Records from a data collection
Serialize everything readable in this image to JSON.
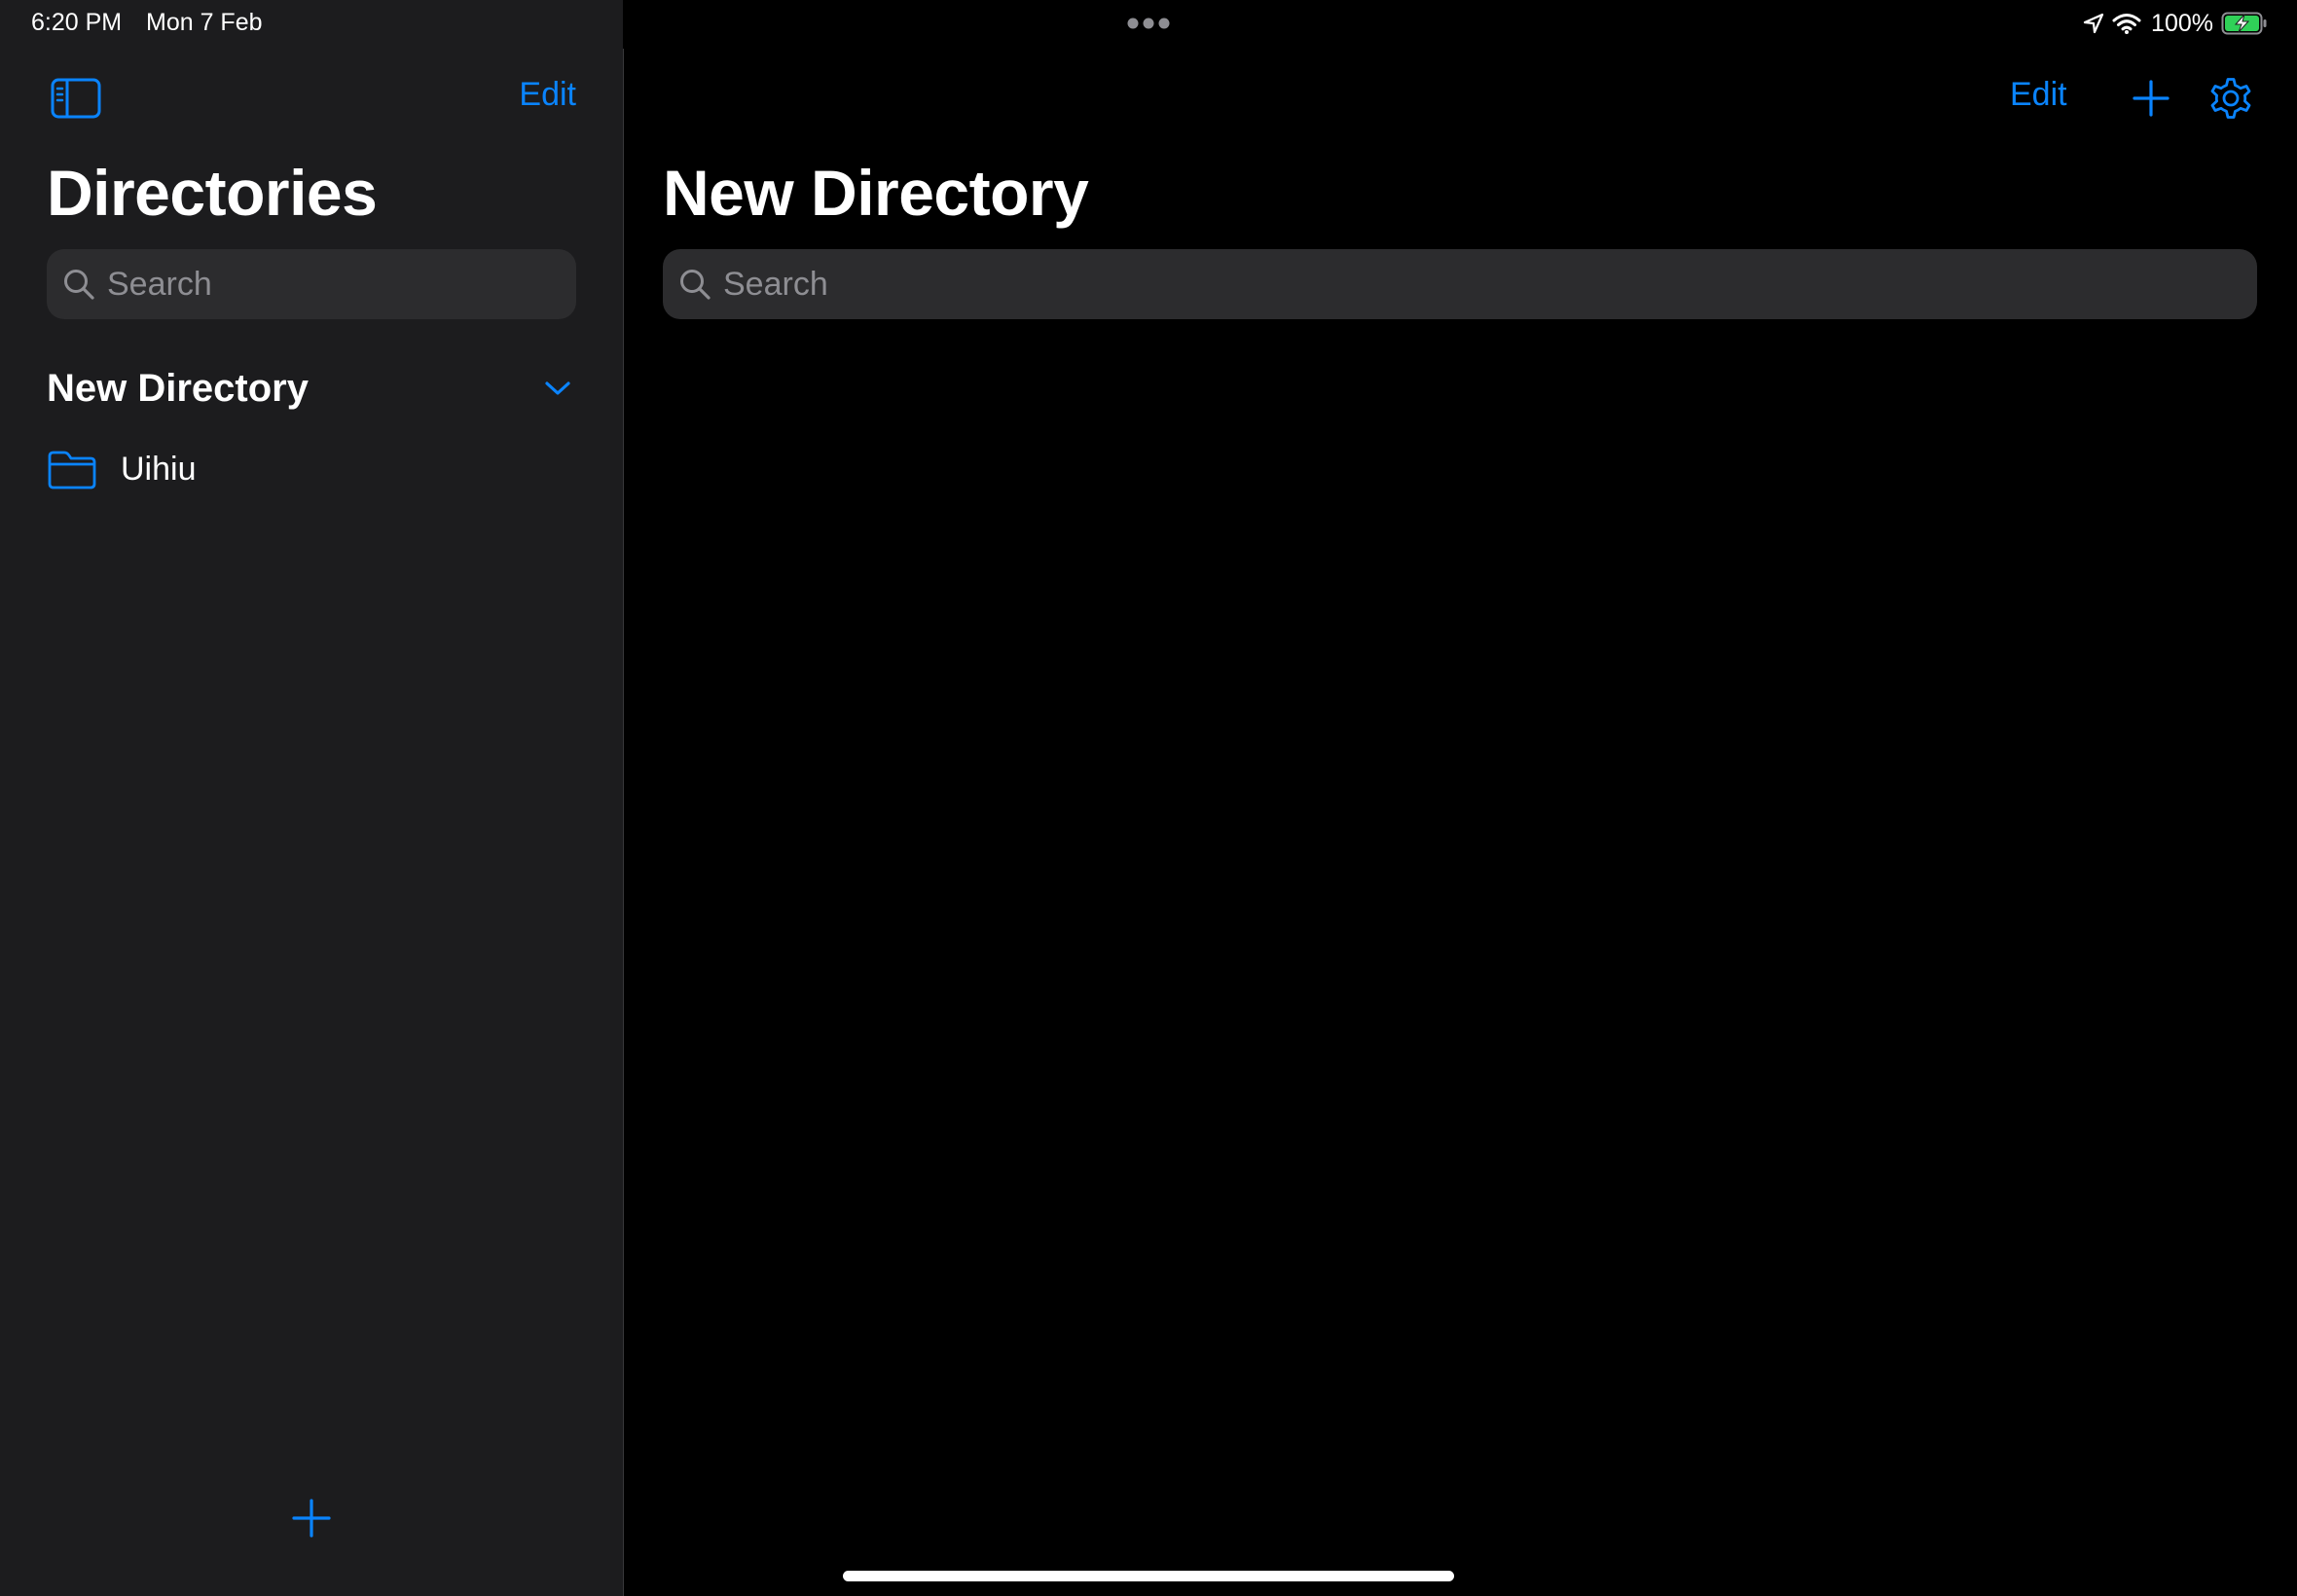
{
  "status_bar": {
    "time": "6:20 PM",
    "date": "Mon 7 Feb",
    "battery_percent": "100%",
    "icons": [
      "location-arrow-icon",
      "wifi-icon",
      "battery-charging-icon"
    ]
  },
  "sidebar": {
    "edit_label": "Edit",
    "title": "Directories",
    "search_placeholder": "Search",
    "section": {
      "title": "New Directory",
      "expanded": true,
      "items": [
        {
          "label": "Uihiu",
          "icon": "folder-icon"
        }
      ]
    }
  },
  "detail": {
    "edit_label": "Edit",
    "title": "New Directory",
    "search_placeholder": "Search"
  },
  "colors": {
    "accent": "#0a84ff",
    "sidebar_background": "#1c1c1e",
    "detail_background": "#000000",
    "search_background": "#2c2c2e",
    "placeholder": "#8e8e93",
    "battery_green": "#30d158"
  }
}
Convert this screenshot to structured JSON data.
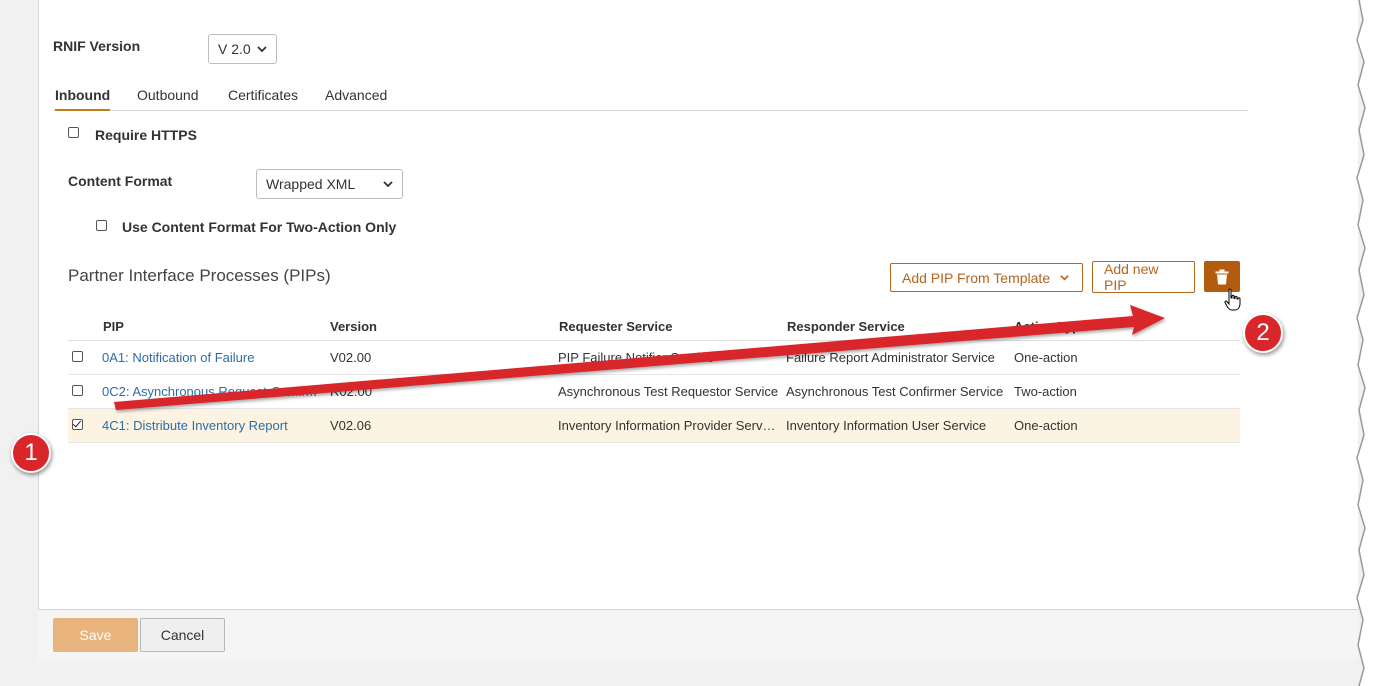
{
  "rnif": {
    "label": "RNIF Version",
    "selected": "V 2.0"
  },
  "tabs": [
    {
      "label": "Inbound",
      "active": true
    },
    {
      "label": "Outbound",
      "active": false
    },
    {
      "label": "Certificates",
      "active": false
    },
    {
      "label": "Advanced",
      "active": false
    }
  ],
  "require_https": {
    "label": "Require HTTPS",
    "checked": false
  },
  "content_format": {
    "label": "Content Format",
    "selected": "Wrapped XML"
  },
  "two_action_only": {
    "label": "Use Content Format For Two-Action Only",
    "checked": false
  },
  "pips": {
    "title": "Partner Interface Processes (PIPs)",
    "add_from_template_label": "Add PIP From Template",
    "add_new_label": "Add new PIP",
    "delete_icon": "trash-icon",
    "columns": [
      "PIP",
      "Version",
      "Requester Service",
      "Responder Service",
      "Action Type"
    ],
    "rows": [
      {
        "pip": "0A1: Notification of Failure",
        "version": "V02.00",
        "requester": "PIP Failure Notifier Service",
        "responder": "Failure Report Administrator Service",
        "action": "One-action",
        "checked": false
      },
      {
        "pip": "0C2: Asynchronous Request-Confirm",
        "version": "R02.00",
        "requester": "Asynchronous Test Requestor Service",
        "responder": "Asynchronous Test Confirmer Service",
        "action": "Two-action",
        "checked": false
      },
      {
        "pip": "4C1: Distribute Inventory Report",
        "version": "V02.06",
        "requester": "Inventory Information Provider Serv…",
        "responder": "Inventory Information User Service",
        "action": "One-action",
        "checked": true
      }
    ]
  },
  "footer": {
    "save_label": "Save",
    "cancel_label": "Cancel"
  },
  "annotations": {
    "step1": "1",
    "step2": "2"
  },
  "colors": {
    "accent": "#b5651d",
    "delete_bg": "#b35c0f",
    "save_bg": "#e8b37c",
    "link": "#2a6ea8",
    "selected_row": "#fdf3e3",
    "callout": "#d9262b",
    "arrow": "#d9262b"
  }
}
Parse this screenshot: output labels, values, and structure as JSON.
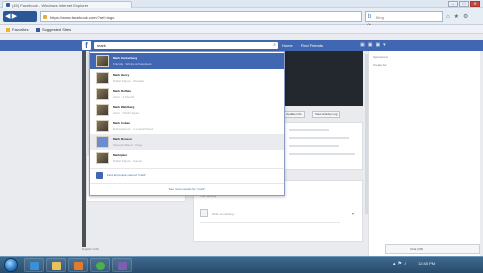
{
  "browser": {
    "tab_title": "(45) Facebook - Windows Internet Explorer",
    "url": "https://www.facebook.com/?ref=logo",
    "search_placeholder": "Bing",
    "window_controls": [
      "–",
      "□",
      "✕"
    ],
    "favorites": {
      "favorites_label": "Favorites",
      "suggested_label": "Suggested Sites"
    }
  },
  "facebook": {
    "search_value": "mark",
    "nav": [
      "Home",
      "Find Friends"
    ],
    "cover_buttons": [
      "Update Info",
      "View Activity Log"
    ],
    "dropdown": {
      "suggestions": [
        {
          "name": "Mark Zuckerberg",
          "meta": "Friends · Works at Facebook"
        },
        {
          "name": "Mark Henry",
          "meta": "Public Figure · Wrestler"
        },
        {
          "name": "Mark Ruffalo",
          "meta": "Actor · 2 friends"
        },
        {
          "name": "Mark Wahlberg",
          "meta": "Actor · Public figure"
        },
        {
          "name": "Mark Cuban",
          "meta": "Entrepreneur · 1 mutual friend"
        },
        {
          "name": "Mark Ronson",
          "meta": "Musician/Band · Page"
        },
        {
          "name": "Markiplier",
          "meta": "Public Figure · Gamer"
        }
      ],
      "find_label": "Find all people named \"mark\"",
      "more_label": "See more results for \"mark\""
    },
    "status": {
      "title": "Update Status",
      "subtitle": "What's on your mind?",
      "privacy": "Public",
      "cancel": "Cancel",
      "post": "Post"
    },
    "post": {
      "title": "Recent Activity",
      "subtitle": "Your activity",
      "input_placeholder": "Write something..."
    },
    "right_panel": [
      "Sponsored",
      "Create Ad"
    ],
    "chat_label": "Chat (Off)",
    "bottom_left": "English (US)"
  },
  "taskbar": {
    "time": "12:45 PM"
  },
  "colors": {
    "facebook_blue": "#4267b2",
    "taskbar": "#274b6b"
  }
}
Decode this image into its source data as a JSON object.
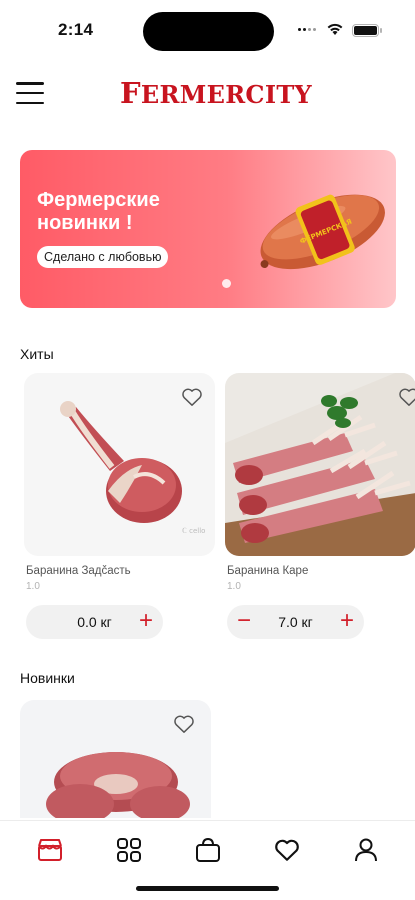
{
  "status_bar": {
    "time": "2:14"
  },
  "header": {
    "logo_text": "Fermercity"
  },
  "banner": {
    "title": "Фермерские новинки !",
    "subtitle": "Сделано с любовью",
    "package_label": "ФЕРМЕРСКАЯ",
    "colors": {
      "start": "#ff5b66",
      "end": "#ffc6c9"
    }
  },
  "sections": {
    "hits_title": "Хиты",
    "new_title": "Новинки"
  },
  "hits": [
    {
      "name": "Баранина Задčасть",
      "sub": "1.0",
      "qty": "0.0 кг",
      "minus": "",
      "plus": "+",
      "watermark": "ℂ cello"
    },
    {
      "name": "Баранина Каре",
      "sub": "1.0",
      "qty": "7.0 кг",
      "minus": "−",
      "plus": "+"
    }
  ],
  "tabs": [
    "shop-icon",
    "grid-icon",
    "bag-icon",
    "heart-icon",
    "profile-icon"
  ],
  "colors": {
    "accent": "#d21f2a",
    "logo": "#c8141f"
  }
}
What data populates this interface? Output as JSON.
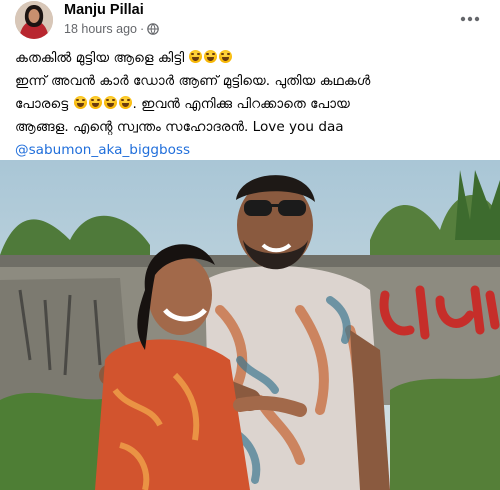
{
  "post": {
    "author": "Manju Pillai",
    "time": "18 hours ago",
    "separator": "·",
    "lines": [
      "കതകിൽ മുട്ടിയ ആളെ കിട്ടി",
      "ഇന്ന് അവൻ കാർ ഡോർ ആണ് മുട്ടിയെ. പുതിയ കഥകൾ",
      "പോരട്ടെ",
      ". ഇവൻ എനിക്കു പിറക്കാതെ പോയ",
      "ആങ്ങള. എന്റെ സ്വന്തം സഹോദരൻ. Love you daa"
    ],
    "mention": "@sabumon_aka_biggboss"
  },
  "icons": {
    "more": "more-horizontal-icon",
    "privacy": "globe-icon",
    "emoji": "laughing-emoji-icon"
  },
  "colors": {
    "name": "#050505",
    "meta": "#65676b",
    "link": "#216fdb"
  }
}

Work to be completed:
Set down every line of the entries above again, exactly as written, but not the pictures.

Output for this task:
Serialize everything readable in this image to JSON.
{
  "status_bar": {
    "time": "6:20 PM",
    "date": "Mon 7 Feb",
    "battery_percent": "100%",
    "icons": [
      "location-arrow-icon",
      "wifi-icon",
      "battery-charging-icon"
    ]
  },
  "sidebar": {
    "edit_label": "Edit",
    "title": "Directories",
    "search_placeholder": "Search",
    "section": {
      "title": "New Directory",
      "expanded": true,
      "items": [
        {
          "label": "Uihiu",
          "icon": "folder-icon"
        }
      ]
    }
  },
  "detail": {
    "edit_label": "Edit",
    "title": "New Directory",
    "search_placeholder": "Search"
  },
  "colors": {
    "accent": "#0a84ff",
    "sidebar_background": "#1c1c1e",
    "detail_background": "#000000",
    "search_background": "#2c2c2e",
    "placeholder": "#8e8e93",
    "battery_green": "#30d158"
  }
}
Convert this screenshot to structured JSON data.
{
  "rnif": {
    "label": "RNIF Version",
    "selected": "V 2.0"
  },
  "tabs": [
    {
      "label": "Inbound",
      "active": true
    },
    {
      "label": "Outbound",
      "active": false
    },
    {
      "label": "Certificates",
      "active": false
    },
    {
      "label": "Advanced",
      "active": false
    }
  ],
  "require_https": {
    "label": "Require HTTPS",
    "checked": false
  },
  "content_format": {
    "label": "Content Format",
    "selected": "Wrapped XML"
  },
  "two_action_only": {
    "label": "Use Content Format For Two-Action Only",
    "checked": false
  },
  "pips": {
    "title": "Partner Interface Processes (PIPs)",
    "add_from_template_label": "Add PIP From Template",
    "add_new_label": "Add new PIP",
    "delete_icon": "trash-icon",
    "columns": [
      "PIP",
      "Version",
      "Requester Service",
      "Responder Service",
      "Action Type"
    ],
    "rows": [
      {
        "pip": "0A1: Notification of Failure",
        "version": "V02.00",
        "requester": "PIP Failure Notifier Service",
        "responder": "Failure Report Administrator Service",
        "action": "One-action",
        "checked": false
      },
      {
        "pip": "0C2: Asynchronous Request-Confirm",
        "version": "R02.00",
        "requester": "Asynchronous Test Requestor Service",
        "responder": "Asynchronous Test Confirmer Service",
        "action": "Two-action",
        "checked": false
      },
      {
        "pip": "4C1: Distribute Inventory Report",
        "version": "V02.06",
        "requester": "Inventory Information Provider Serv…",
        "responder": "Inventory Information User Service",
        "action": "One-action",
        "checked": true
      }
    ]
  },
  "footer": {
    "save_label": "Save",
    "cancel_label": "Cancel"
  },
  "annotations": {
    "step1": "1",
    "step2": "2"
  },
  "colors": {
    "accent": "#b5651d",
    "delete_bg": "#b35c0f",
    "save_bg": "#e8b37c",
    "link": "#2a6ea8",
    "selected_row": "#fdf3e3",
    "callout": "#d9262b",
    "arrow": "#d9262b"
  }
}
Parse this screenshot: output labels, values, and structure as JSON.
{
  "browser": {
    "tab_title": "(45) Facebook - Windows Internet Explorer",
    "url": "https://www.facebook.com/?ref=logo",
    "search_placeholder": "Bing",
    "window_controls": [
      "–",
      "□",
      "✕"
    ],
    "favorites": {
      "favorites_label": "Favorites",
      "suggested_label": "Suggested Sites"
    }
  },
  "facebook": {
    "search_value": "mark",
    "nav": [
      "Home",
      "Find Friends"
    ],
    "cover_buttons": [
      "Update Info",
      "View Activity Log"
    ],
    "dropdown": {
      "suggestions": [
        {
          "name": "Mark Zuckerberg",
          "meta": "Friends · Works at Facebook"
        },
        {
          "name": "Mark Henry",
          "meta": "Public Figure · Wrestler"
        },
        {
          "name": "Mark Ruffalo",
          "meta": "Actor · 2 friends"
        },
        {
          "name": "Mark Wahlberg",
          "meta": "Actor · Public figure"
        },
        {
          "name": "Mark Cuban",
          "meta": "Entrepreneur · 1 mutual friend"
        },
        {
          "name": "Mark Ronson",
          "meta": "Musician/Band · Page"
        },
        {
          "name": "Markiplier",
          "meta": "Public Figure · Gamer"
        }
      ],
      "find_label": "Find all people named \"mark\"",
      "more_label": "See more results for \"mark\""
    },
    "status": {
      "title": "Update Status",
      "subtitle": "What's on your mind?",
      "privacy": "Public",
      "cancel": "Cancel",
      "post": "Post"
    },
    "post": {
      "title": "Recent Activity",
      "subtitle": "Your activity",
      "input_placeholder": "Write something..."
    },
    "right_panel": [
      "Sponsored",
      "Create Ad"
    ],
    "chat_label": "Chat (Off)",
    "bottom_left": "English (US)"
  },
  "taskbar": {
    "time": "12:45 PM"
  },
  "colors": {
    "facebook_blue": "#4267b2",
    "taskbar": "#274b6b"
  }
}
Decode this image into its source data as a JSON object.
{
  "status_bar": {
    "time": "2:14"
  },
  "header": {
    "logo_text": "Fermercity"
  },
  "banner": {
    "title": "Фермерские новинки !",
    "subtitle": "Сделано с любовью",
    "package_label": "ФЕРМЕРСКАЯ",
    "colors": {
      "start": "#ff5b66",
      "end": "#ffc6c9"
    }
  },
  "sections": {
    "hits_title": "Хиты",
    "new_title": "Новинки"
  },
  "hits": [
    {
      "name": "Баранина Задčасть",
      "sub": "1.0",
      "qty": "0.0 кг",
      "minus": "",
      "plus": "+",
      "watermark": "ℂ cello"
    },
    {
      "name": "Баранина Каре",
      "sub": "1.0",
      "qty": "7.0 кг",
      "minus": "−",
      "plus": "+"
    }
  ],
  "tabs": [
    "shop-icon",
    "grid-icon",
    "bag-icon",
    "heart-icon",
    "profile-icon"
  ],
  "colors": {
    "accent": "#d21f2a",
    "logo": "#c8141f"
  }
}
What data populates this interface? Output as JSON.
{
  "post": {
    "author": "Manju Pillai",
    "time": "18 hours ago",
    "separator": "·",
    "lines": [
      "കതകിൽ മുട്ടിയ ആളെ കിട്ടി",
      "ഇന്ന് അവൻ കാർ ഡോർ ആണ് മുട്ടിയെ. പുതിയ കഥകൾ",
      "പോരട്ടെ",
      ". ഇവൻ എനിക്കു പിറക്കാതെ പോയ",
      "ആങ്ങള. എന്റെ സ്വന്തം സഹോദരൻ. Love you daa"
    ],
    "mention": "@sabumon_aka_biggboss"
  },
  "icons": {
    "more": "more-horizontal-icon",
    "privacy": "globe-icon",
    "emoji": "laughing-emoji-icon"
  },
  "colors": {
    "name": "#050505",
    "meta": "#65676b",
    "link": "#216fdb"
  }
}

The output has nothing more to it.